Problem: Filter the data for lines with the word "shares", then copy every line so identified.

Stored data:
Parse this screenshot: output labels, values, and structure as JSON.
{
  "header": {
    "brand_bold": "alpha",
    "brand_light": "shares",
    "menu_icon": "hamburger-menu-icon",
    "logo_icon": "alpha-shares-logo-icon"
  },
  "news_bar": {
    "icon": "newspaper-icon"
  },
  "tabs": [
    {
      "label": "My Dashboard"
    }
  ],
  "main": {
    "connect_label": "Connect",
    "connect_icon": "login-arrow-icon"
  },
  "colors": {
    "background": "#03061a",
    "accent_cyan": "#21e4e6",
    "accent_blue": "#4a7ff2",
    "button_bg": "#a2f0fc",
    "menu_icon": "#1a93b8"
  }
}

Task output:
    "brand_light": "shares",
    "logo_icon": "alpha-shares-logo-icon"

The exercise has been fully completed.